Merck & Co is celebrating after a judge in Texas rejected a claim made by a plaintiff against the company who said she had not been properly informed about the risks of taking the painkiller Vioxx.

Ruling on the Ledbetter v Merck case, Judge Randy Wilson agreed with the company which had called for the lawsuit to be dismissed on the basis of a Texas law dating from 2003. That piece of legislation does not permit ‘failure-to-warn’ claims against prescription drug manufacturers if the medicine at issue was accompanied by warnings approved by the US Food and Drug Administration, as was the case with the one-time blockbuster COX-2 inhibitor Vioxx (rofecoxib), withdrawn from the market in September 2004.

Ted Mayer of Hughes, Hubbard & Reed, counsel for Merck, said that the firm acted responsibly by providing the FDA with the required data and updated the label with agency-approved language “to reflect what was known at the time".
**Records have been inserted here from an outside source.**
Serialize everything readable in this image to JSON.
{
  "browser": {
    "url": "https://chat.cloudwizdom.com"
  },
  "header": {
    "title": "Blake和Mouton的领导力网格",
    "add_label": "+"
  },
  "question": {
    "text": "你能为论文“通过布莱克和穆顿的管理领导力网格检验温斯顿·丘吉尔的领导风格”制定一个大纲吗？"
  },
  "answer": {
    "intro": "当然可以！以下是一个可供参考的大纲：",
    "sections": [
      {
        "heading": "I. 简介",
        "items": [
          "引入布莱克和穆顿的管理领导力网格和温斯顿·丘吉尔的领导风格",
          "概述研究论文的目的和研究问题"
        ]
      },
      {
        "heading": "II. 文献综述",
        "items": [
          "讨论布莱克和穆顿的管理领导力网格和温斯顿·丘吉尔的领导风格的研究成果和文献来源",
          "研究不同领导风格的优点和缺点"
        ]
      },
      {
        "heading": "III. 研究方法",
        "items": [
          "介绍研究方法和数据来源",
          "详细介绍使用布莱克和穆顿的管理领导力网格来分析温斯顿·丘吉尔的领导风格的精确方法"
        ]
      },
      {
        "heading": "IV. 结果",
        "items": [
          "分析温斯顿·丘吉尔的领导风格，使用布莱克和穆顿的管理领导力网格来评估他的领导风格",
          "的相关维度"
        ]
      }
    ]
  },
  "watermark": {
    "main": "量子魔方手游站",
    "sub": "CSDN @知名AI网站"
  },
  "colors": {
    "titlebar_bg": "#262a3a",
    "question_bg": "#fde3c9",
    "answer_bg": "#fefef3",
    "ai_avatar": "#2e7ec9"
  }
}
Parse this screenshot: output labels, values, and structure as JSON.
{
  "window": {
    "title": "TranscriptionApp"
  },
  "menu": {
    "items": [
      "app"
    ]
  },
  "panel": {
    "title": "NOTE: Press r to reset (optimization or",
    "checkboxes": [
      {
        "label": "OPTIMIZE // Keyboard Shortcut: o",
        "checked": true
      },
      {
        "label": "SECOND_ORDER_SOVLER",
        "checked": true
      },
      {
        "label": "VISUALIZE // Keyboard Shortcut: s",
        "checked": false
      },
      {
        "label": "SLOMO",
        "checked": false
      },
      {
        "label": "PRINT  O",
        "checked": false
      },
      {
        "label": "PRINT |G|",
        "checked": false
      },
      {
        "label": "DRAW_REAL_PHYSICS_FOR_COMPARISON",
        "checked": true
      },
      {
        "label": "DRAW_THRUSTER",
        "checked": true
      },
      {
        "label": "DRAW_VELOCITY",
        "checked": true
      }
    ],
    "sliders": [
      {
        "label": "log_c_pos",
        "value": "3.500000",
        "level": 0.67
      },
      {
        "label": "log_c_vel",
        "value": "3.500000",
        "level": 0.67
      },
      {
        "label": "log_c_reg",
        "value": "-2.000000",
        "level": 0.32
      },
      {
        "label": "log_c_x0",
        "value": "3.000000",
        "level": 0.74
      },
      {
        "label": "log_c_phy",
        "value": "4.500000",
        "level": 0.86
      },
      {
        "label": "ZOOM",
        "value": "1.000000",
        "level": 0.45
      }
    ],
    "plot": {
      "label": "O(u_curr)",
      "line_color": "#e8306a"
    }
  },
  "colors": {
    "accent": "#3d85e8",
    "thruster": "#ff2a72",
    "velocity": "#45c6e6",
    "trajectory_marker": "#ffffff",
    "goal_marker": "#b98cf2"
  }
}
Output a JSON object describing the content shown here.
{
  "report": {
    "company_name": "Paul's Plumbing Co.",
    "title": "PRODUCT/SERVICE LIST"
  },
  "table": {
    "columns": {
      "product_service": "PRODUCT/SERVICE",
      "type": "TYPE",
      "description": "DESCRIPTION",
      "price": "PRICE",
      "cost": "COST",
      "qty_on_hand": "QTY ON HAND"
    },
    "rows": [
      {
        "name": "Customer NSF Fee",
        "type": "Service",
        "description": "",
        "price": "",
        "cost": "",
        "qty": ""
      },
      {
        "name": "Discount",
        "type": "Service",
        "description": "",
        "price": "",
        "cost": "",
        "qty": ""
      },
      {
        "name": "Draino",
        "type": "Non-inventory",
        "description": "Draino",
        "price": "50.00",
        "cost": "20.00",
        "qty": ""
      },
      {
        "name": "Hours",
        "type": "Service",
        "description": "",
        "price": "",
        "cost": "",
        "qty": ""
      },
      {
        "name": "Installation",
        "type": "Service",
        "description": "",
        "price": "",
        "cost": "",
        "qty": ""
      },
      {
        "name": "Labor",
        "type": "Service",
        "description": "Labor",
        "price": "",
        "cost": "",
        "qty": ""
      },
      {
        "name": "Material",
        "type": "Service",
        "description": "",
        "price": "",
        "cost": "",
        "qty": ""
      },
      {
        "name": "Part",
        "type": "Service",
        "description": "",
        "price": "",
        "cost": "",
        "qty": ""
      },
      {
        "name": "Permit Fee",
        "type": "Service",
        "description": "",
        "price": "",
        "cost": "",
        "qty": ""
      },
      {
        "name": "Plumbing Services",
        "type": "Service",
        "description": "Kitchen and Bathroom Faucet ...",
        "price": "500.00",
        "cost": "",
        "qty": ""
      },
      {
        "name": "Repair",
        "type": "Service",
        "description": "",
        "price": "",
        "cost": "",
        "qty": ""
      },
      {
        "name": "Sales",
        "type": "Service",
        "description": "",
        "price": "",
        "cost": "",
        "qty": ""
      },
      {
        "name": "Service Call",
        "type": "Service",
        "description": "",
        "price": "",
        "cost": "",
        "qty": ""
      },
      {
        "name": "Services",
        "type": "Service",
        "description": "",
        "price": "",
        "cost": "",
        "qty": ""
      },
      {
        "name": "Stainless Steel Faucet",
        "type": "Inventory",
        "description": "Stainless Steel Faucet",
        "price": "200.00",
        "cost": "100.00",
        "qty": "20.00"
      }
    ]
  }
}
In Texas, more than 1,300 Vioxx cases were filed after the 2003 Texas law was enacted and there are approximately 2,000 other cases pending that may be subject to this legislation. Judge Wilson, who is overseeing all of the lawsuits in Texas, held that the plaintiff would have to show that Merck ”withheld required, material and relevant information from the FDA” that would have led to a different decision regarding the approved labelling of Vioxx.

Mr Mayer concluded that “the nation's highest court has affirmed that the FDA's role is paramount and that state law cannot be allowed to undermine the FDA's statutory responsibility to ensure the safety and availability of prescription medications for all Americans."

The company has won 10 of 15 cases that have gone to trial starting in 2005 and if this ‘failure-to-warn’ decision is upheld, Merck will be confident of winning many more. The firm also noted that last Monday a California plaintiff asked the court to dismiss his suit which was scheduled to begin last week in Los Angeles.